The Dog Pheromone Site
From ADSA-AMPA-ASAS-CSAS-WSASAS Joint Annual Meeting, July 15-19, 2012 in Phoenix, AZ
G. Thompson* and J. J. McGlone
Texas Tech University, Lubbock.
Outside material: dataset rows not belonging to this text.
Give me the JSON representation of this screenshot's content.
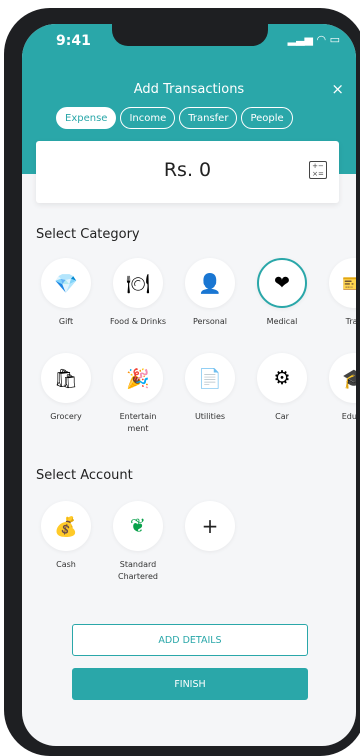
{
  "status_bar": {
    "time": "9:41"
  },
  "header": {
    "title": "Add Transactions",
    "close_label": "×",
    "tabs": [
      {
        "label": "Expense",
        "active": true
      },
      {
        "label": "Income",
        "active": false
      },
      {
        "label": "Transfer",
        "active": false
      },
      {
        "label": "People",
        "active": false
      }
    ]
  },
  "amount": {
    "value": "Rs. 0",
    "calculator_icon": "calculator-icon"
  },
  "category": {
    "title": "Select Category",
    "items": [
      {
        "label": "Gift",
        "icon": "gift-icon"
      },
      {
        "label": "Food & Drinks",
        "icon": "food-drinks-icon"
      },
      {
        "label": "Personal",
        "icon": "person-icon"
      },
      {
        "label": "Medical",
        "icon": "heartbeat-icon",
        "selected": true
      },
      {
        "label": "Trav",
        "icon": "ticket-icon"
      },
      {
        "label": "Grocery",
        "icon": "grocery-icon"
      },
      {
        "label": "Entertain ment",
        "icon": "bunting-icon"
      },
      {
        "label": "Utilities",
        "icon": "bill-icon"
      },
      {
        "label": "Car",
        "icon": "car-wheel-icon"
      },
      {
        "label": "Educa",
        "icon": "graduation-cap-icon"
      }
    ]
  },
  "account": {
    "title": "Select Account",
    "items": [
      {
        "label": "Cash",
        "icon": "money-bag-icon"
      },
      {
        "label": "Standard Chartered",
        "icon": "standard-chartered-logo"
      },
      {
        "label": "",
        "icon": "plus-icon"
      }
    ]
  },
  "actions": {
    "add_details": "ADD DETAILS",
    "finish": "FINISH"
  },
  "colors": {
    "accent": "#2aa7a9",
    "background": "#f5f6f8"
  }
}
Pheromones are species-specific odors used in communication. Interomones are pheromones in one species, but have diverse effects on other species. The objective of this study was to assess efficacy of pheromones/interomones to modulate heart rate and behavior in adult anxious dogs (trembling, cowering, shy). The dogs (8.1 ± 0.18 kg; estimated 5–12 yr intact males) were obtained from a local research facility. Body weights and feed intake were recorded. Each dog was housed in a separately ventilated room with a minimum of 12 m2 of floor space. Heart rate (HR) and surface temperature was measured using a telemetry system (Data Science International, St. Paul, MN). Behavior was recorded on a DVR and later reviewed by a trained individual. A scan sample was used with a recording interval of 5 min over 24 h. At the end of 24 h with a given pheromone collar, each dog was startled with a 110 db foghorn 12 cm from the dog’s head while behavior and heart rate were recorded. Each dog received each treatment in a Latin square design with repeated measures over time. This model allowed evaluation of effects of treatment, dog, treatment by dog, time, treatment by time and dog by time. Treatments were given in the form of a collar containing each pheromone/interomone and included placebo (collar without pheremone), Sergeant’s (SERG), 2-methylbut-2-enal–Rabbit Pheromone (RP), or a SERG+RP combined collar. Baseline HR did not differ among treatments (avg = 110.1 ± 13.3 bpm). After startle, the RP lowered (P < 0.01) HR compared with placebo (124.5 ± 7.2 vs. 157.8 ± 7.2 bpm); however, the treatment by dog interaction (P < 0.01) indicated certain dogs were more responsive than others. Dogs with RP collars spent more time lying down (87.4 ± 5.4 vs. 63.2 ± 4.8% of time, P = 0.01) and less time pacing (3.0 ± 0.2 vs. 3.8 ± 0.02%, P < 0.05) than placebo-treated dogs. Pace/walk changed differentially among treatments and dogs (dog by RP and SERG effects for pace/walk, P = 0.05). In summary, RP lowered HR while SERG and SERG+RP did not change dog HR. However, pheromone/interomone treatments had differential effects on individual dog behavior and HR. Pheromones/ interomones can cause meaningful changes in dog behavior and HR among certain anxious dogs.
Key Words: pheromone, behavior, dogs